Reproduce the whole listing that follows, character for character, and drop the images.

——————

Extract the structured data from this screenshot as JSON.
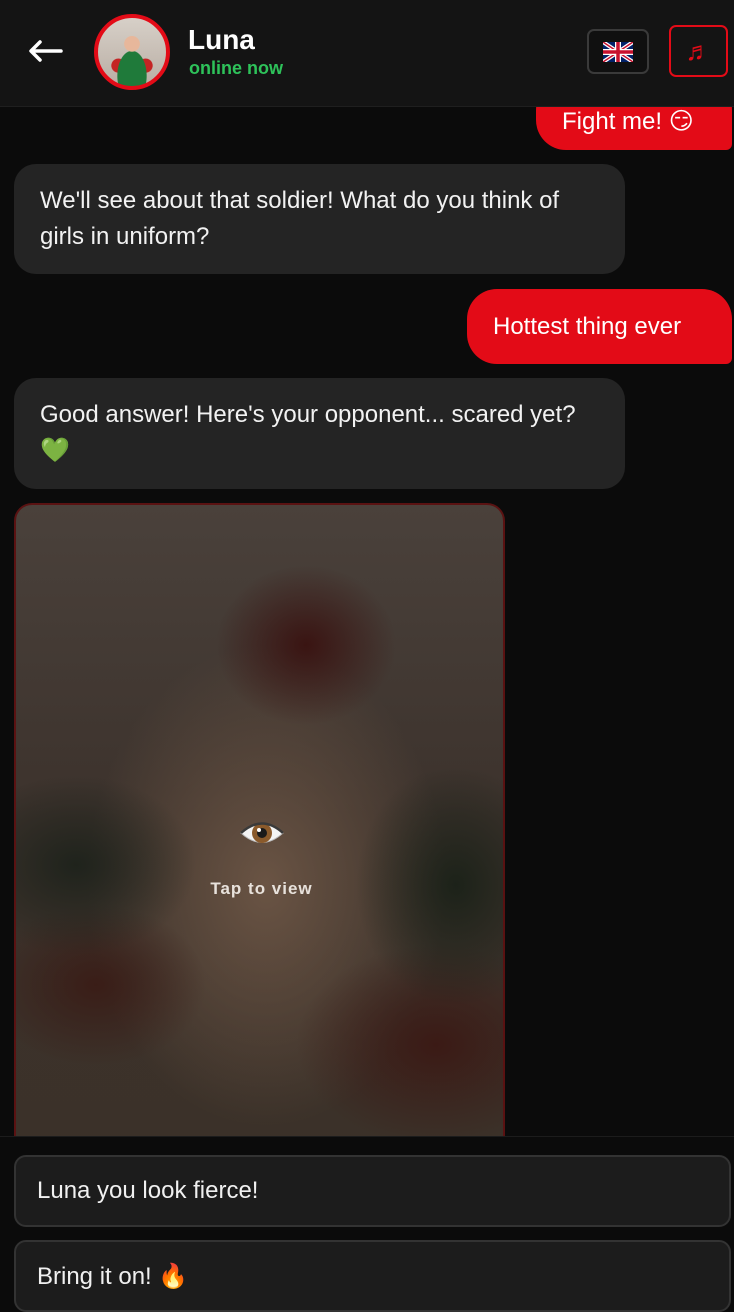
{
  "header": {
    "back_icon": "arrow-left-icon",
    "contact_name": "Luna",
    "status": "online now",
    "language_icon": "uk-flag-icon",
    "music_icon": "music-note-icon",
    "music_glyph": "♬"
  },
  "messages": [
    {
      "sender": "user",
      "text": "Fight me! 😏"
    },
    {
      "sender": "bot",
      "text": "We'll see about that soldier! What do you think of girls in uniform?"
    },
    {
      "sender": "user",
      "text": "Hottest thing ever"
    },
    {
      "sender": "bot",
      "text": "Good answer! Here's your opponent... scared yet? 💚"
    }
  ],
  "photo": {
    "icon": "eye-icon",
    "label": "Tap to view"
  },
  "suggestions": [
    {
      "text": "Luna you look fierce!"
    },
    {
      "text": "Bring it on! 🔥"
    }
  ],
  "colors": {
    "accent": "#e30b17",
    "online": "#2ec25a",
    "bot_bubble": "#242424",
    "background": "#0b0b0b"
  }
}
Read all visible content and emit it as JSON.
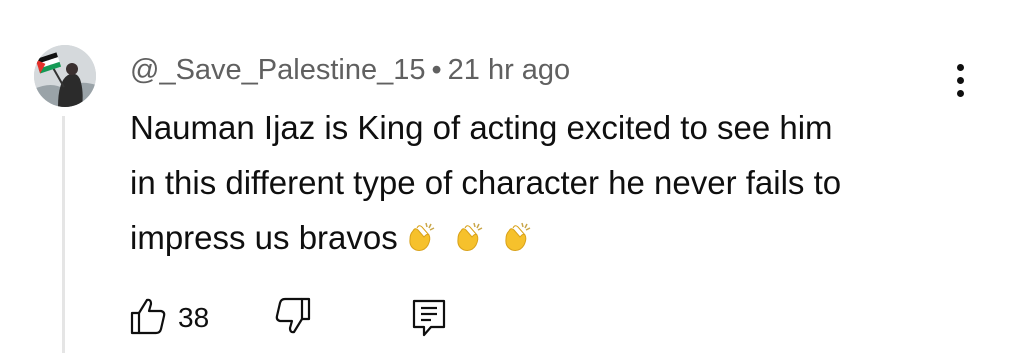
{
  "comment": {
    "author": "@_Save_Palestine_15",
    "separator": "•",
    "timestamp": "21 hr ago",
    "text_lines": [
      "Nauman Ijaz is King of acting excited to see him",
      "in this different type of character he never fails to",
      "impress us bravos"
    ],
    "emojis": [
      "clapping-hands-icon",
      "clapping-hands-icon",
      "clapping-hands-icon"
    ],
    "avatar_icon": "avatar-flag-photo"
  },
  "actions": {
    "like_icon": "thumbs-up-icon",
    "like_count": "38",
    "dislike_icon": "thumbs-down-icon",
    "reply_icon": "comment-reply-icon",
    "more_icon": "more-vertical-icon"
  },
  "colors": {
    "text": "#0f0f0f",
    "meta": "#606060",
    "thread_line": "#e5e5e5",
    "emoji": "#f6c12c"
  }
}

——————

#### Task solution
Extract the structured data from this screenshot as JSON.
{
  "header": {
    "back_icon": "arrow-left-icon",
    "contact_name": "Luna",
    "status": "online now",
    "language_icon": "uk-flag-icon",
    "music_icon": "music-note-icon",
    "music_glyph": "♬"
  },
  "messages": [
    {
      "sender": "user",
      "text": "Fight me! 😏"
    },
    {
      "sender": "bot",
      "text": "We'll see about that soldier! What do you think of girls in uniform?"
    },
    {
      "sender": "user",
      "text": "Hottest thing ever"
    },
    {
      "sender": "bot",
      "text": "Good answer! Here's your opponent... scared yet? 💚"
    }
  ],
  "photo": {
    "icon": "eye-icon",
    "label": "Tap to view"
  },
  "suggestions": [
    {
      "text": "Luna you look fierce!"
    },
    {
      "text": "Bring it on! 🔥"
    }
  ],
  "colors": {
    "accent": "#e30b17",
    "online": "#2ec25a",
    "bot_bubble": "#242424",
    "background": "#0b0b0b"
  }
}
Read all visible content and emit it as JSON.
{
  "comment": {
    "author": "@_Save_Palestine_15",
    "separator": "•",
    "timestamp": "21 hr ago",
    "text_lines": [
      "Nauman Ijaz is King of acting excited to see him",
      "in this different type of character he never fails to",
      "impress us bravos"
    ],
    "emojis": [
      "clapping-hands-icon",
      "clapping-hands-icon",
      "clapping-hands-icon"
    ],
    "avatar_icon": "avatar-flag-photo"
  },
  "actions": {
    "like_icon": "thumbs-up-icon",
    "like_count": "38",
    "dislike_icon": "thumbs-down-icon",
    "reply_icon": "comment-reply-icon",
    "more_icon": "more-vertical-icon"
  },
  "colors": {
    "text": "#0f0f0f",
    "meta": "#606060",
    "thread_line": "#e5e5e5",
    "emoji": "#f6c12c"
  }
}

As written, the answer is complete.